I am quietly processing the passing of my only and dearest brother, my only and dearest sibling. His name was John Cusack. I called him Johnny from the day he was born, July 2nd, 1947.
Since his passing on July 1st, I can barely keep up with daily life, let alone tend to business, pay bills, or think straight. He was and will always be my best friend… my baby brother for nearly seventy years.
My little brother was placed in my arms when I was three and a half years old. I remember the moment so clearly. Our bond never weakened, but only grew. We survived the dysfunction of our family… we always had each other’s backs. The love between Johnny and Caroline was an indestructible force that carried us both through marriages, divorces, cross-country moves, the death of both of our parents, and the birth of at least five grandchildren (so far).
We never fought. The presence of unconditional love was never a question, yet always a balm of comfort for us both. I once accidentally set his house on fire! His response was gentle and with a soft smile, “Oh Caroline… now look what you’ve done!” Shaking his head, he brought me a cup of coffee and we praised the neighbors for seeing the flames and calling the Fire Department.
I saw myself as the mean (or more accurately, ‘less-loving’) older sister, but I also led him into much popularity when I was Captain of the Cheerleaders at our boarding school in Ft. Lauderdale, Florida. He was a hunk of a linebacker on our football team, The Panthers. Johnny was the best brother a girl could ever have, bar none!
Hot burning tears drop on my computer keys as I write this. They also plopped into my oysters at a downtown Portland oyster bar when I got the text from his beloved wife that “Johnny has passed.”We immediately ordered the best bottle of Champagne, as Johnny would have insisted on, before we found our Uber ride back to the hospital. My sweetheart Will was with me at the hospital for several days in the soft and quiet hours of our farewell to Johnny.
I never imagined experiencing that my next of kin would look intently into my eyes and declare, “I am ready to die. Go get those damn doctors in here and unhook me from all this crap. I want to die.” My response… “Darlin’, I am heading down the hall to get this job done.” As I resolutely exited his room, his wife arrived and assisted me in the task of alerting the hospital staff. Shortly after, the ‘drip’ began and all life support was removed. For three days we stroked and touched him lovingly as his dearly devoted mate poured her love into him and crawled into his bed to hold his body close to her throughout the eerie hospital nights.
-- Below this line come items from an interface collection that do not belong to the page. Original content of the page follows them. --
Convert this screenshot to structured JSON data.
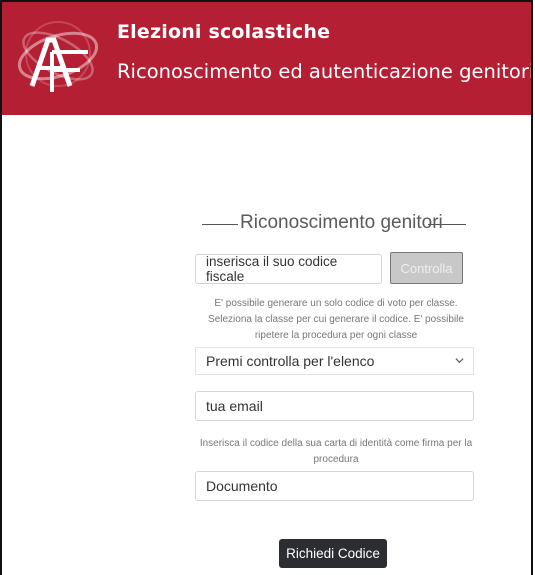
{
  "header": {
    "title": "Elezioni scolastiche",
    "subtitle": "Riconoscimento ed autenticazione genitori",
    "logo_icon": "af-logo-icon",
    "background_color": "#b51f33"
  },
  "form": {
    "section_title": "Riconoscimento genitori",
    "codice_fiscale_value": "inserisca il suo codice fiscale",
    "controlla_label": "Controlla",
    "help_text_1": "E' possibile generare un solo codice di voto per classe. Seleziona la classe per cui generare il codice. E' possibile ripetere la procedura per ogni classe",
    "select_value": "Premi controlla per l'elenco",
    "select_icon": "chevron-down-icon",
    "email_value": "tua email",
    "help_text_2": "Inserisca il codice della sua carta di identità come firma per la procedura",
    "documento_value": "Documento",
    "submit_label": "Richiedi Codice",
    "submit_color": "#2b2d31"
  }
}
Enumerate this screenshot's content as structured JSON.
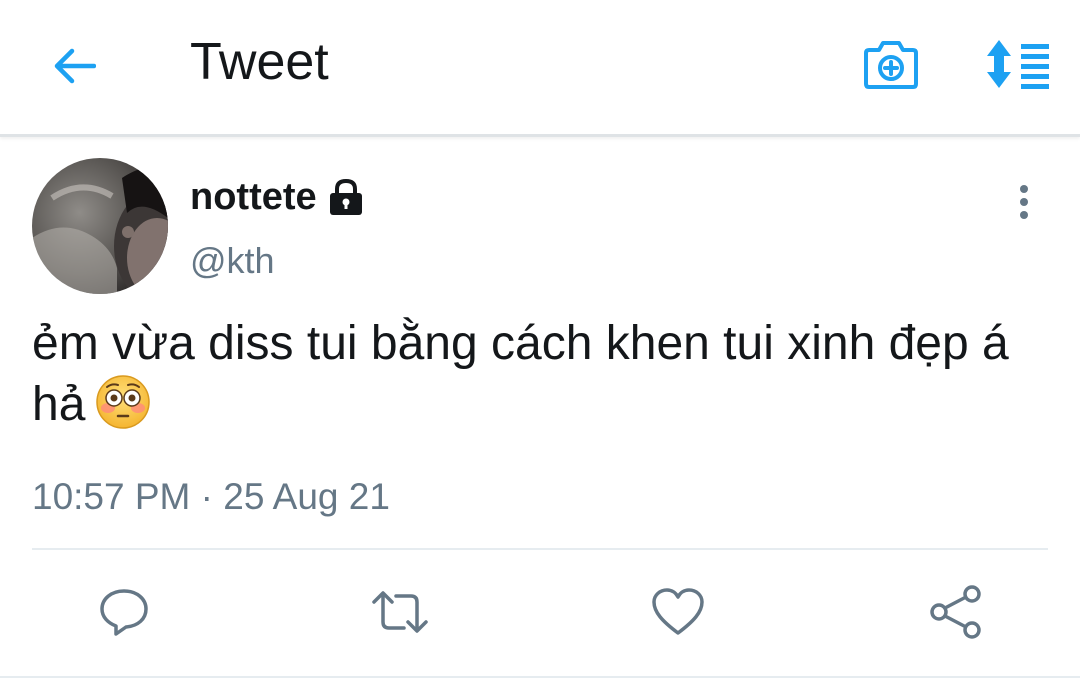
{
  "header": {
    "title": "Tweet",
    "back_icon": "arrow-left-icon",
    "camera_icon": "camera-plus-icon",
    "sort_icon": "sort-list-icon"
  },
  "tweet": {
    "author": {
      "display_name": "nottete",
      "handle": "@kth",
      "protected_icon": "lock-icon"
    },
    "text": "ẻm vừa diss tui bằng cách khen tui xinh đẹp á hả",
    "emoji": "flushed-face-emoji",
    "timestamp": "10:57 PM · 25 Aug 21"
  },
  "actions": {
    "reply": "reply-icon",
    "retweet": "retweet-icon",
    "like": "heart-icon",
    "share": "share-icon"
  },
  "colors": {
    "accent": "#1da1f2",
    "text": "#14171a",
    "muted": "#657786",
    "divider": "#e6ecf0"
  }
}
I witnessed the presence of his beautiful, loving son and countless friends who came to sit by his side. The soft murmur of “Om Mani Padme Hum” Mantra was chanted to invoke the benevolent blessings of the embodiment of compassion by members of the Tibetan Buddhist Dharma Center. This was a vigil… a death ritual as moving as any celebration of life I have ever witnessed. One cannot live without the other. Life and Death are siblings as are brother and sister. I’m inspired now to begin my study of Tibetan Buddhism from home at Dharma Ocean.
May your Life begin again and again each moment of each day, Caroline
Oregon is one of only four states that has passed legal legislation around Death with Dignity… the FREEDOM of terminally ill people to make their own end-of-life DECISIONS.